Built in the early 1970s, Wilkes Villa has undergone some renovation and major maintenance projects over the decades but never before has a plan to replace every building been created. But a fire that resulted in the loss of one of the development’s buildings changed that idea for the board, said Executive Director Homer Virden.
“When we lost Building 11 to fire in 2011, it came about at a time when we were also discussing plans to for a new management facility and child care facility and were in talks with Lorain County Health & Dentistry over the placement of a medical facility on the grounds,” Virden said. “The board immediately knew to do the project right it would be best to think in terms of the entire complex and how development would be shaped for the future.”
A master plan, dubbed LMHA 2020, was developed as a result with input from residents, neighbors, churches, social service agencies and city officials. The first phase has a price tag of roughly $1.5 million to $2 million. A budget for the full master plan has yet to be created.
And while Virden says the agency does not have the funding to replace all of the buildings as it called for in the plan, it does know where the future of the complex eventually will go when the funding can be secured.
“We will start with these three buildings, with Building 11 being the prototype housing structure we will eventual move toward. In terms of look, it will be very different from the traditional row house design that is Wilkes Villa now,” he said. “We are looking at a townhouse-style building with porches and that are closer to the street.”
The homes will be built similar to the Heritage View Homes in the Cuyahoga Metropolitan Housing Authority portfolio.
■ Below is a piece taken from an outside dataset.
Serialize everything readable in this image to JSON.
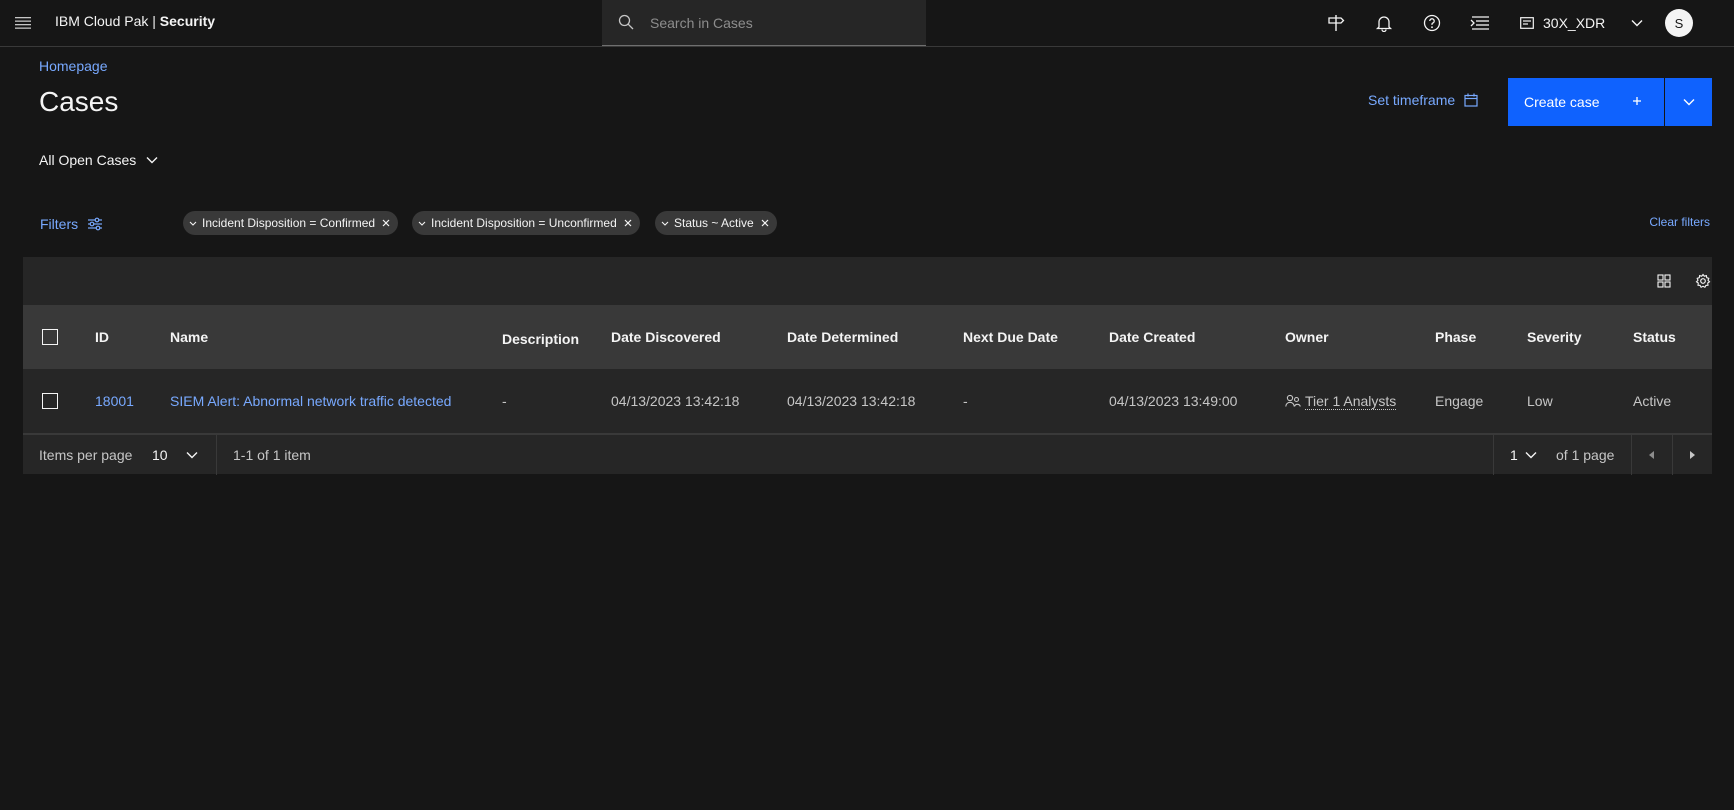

The colorful homes feature green space, private entrances and individual parking.
Board Chairwoman Evelyn France said the redevelopment of Wilkes Villa always has been a pressing concern of the LMHA board. A board member since 2000, her first association with LMHA was going to Wilkes Villa to do credit enhancement classes with the residents when she was an employee of FirstMerit Bank.
“There has always been this commitment to do a total revitalization of Wilkes Villa,” France said. “It has been labeled as something bad in the community, but the residents there have the same desire to have clean, happy and safe homes for their families as everyone else in Elyria.”
France said over the last 10 to 15 years, the U.S. Department of Housing and Urban Development has started programming geared at making public housing residents more self-sufficient and moving away from the concept of centralized poverty locations — complexes that scream poverty as France put it.
“Everything has been geared toward making Wilkes Villa a stepping stone, but we want to give them something to be proud of while they are there,” she said. “This revitalization will be the rebirth of a community and a showplace for the city.”
Virden said the hope is to start construction later this year on the housing unit, likely to be an eight-unit building with between 24 and 32 bedrooms depending on the configuration of three- and four-bedroom units. The units will bring a different sense of community to the development. Families will move into the units based on the same criteria and screening process already in place.
Construction shouldn’t cause the displacement of any other tenants.
Wilkes Villa opened in 1972 and was named after a bishop of a local church. Many of the streets in the development are named after families from the community.
Virden said every attempt will be made to keep that historical connection to the community in the naming of buildings and streets.
If you go
The Wilkes Villa Master Plan will be introduced to the community 4 to 6 p.m. Wednesday at the Boys & Girls Club, 1821 Middle Ave., Elyria.
Contact Lisa Roberson at 329-7121 or firstname.lastname@example.org.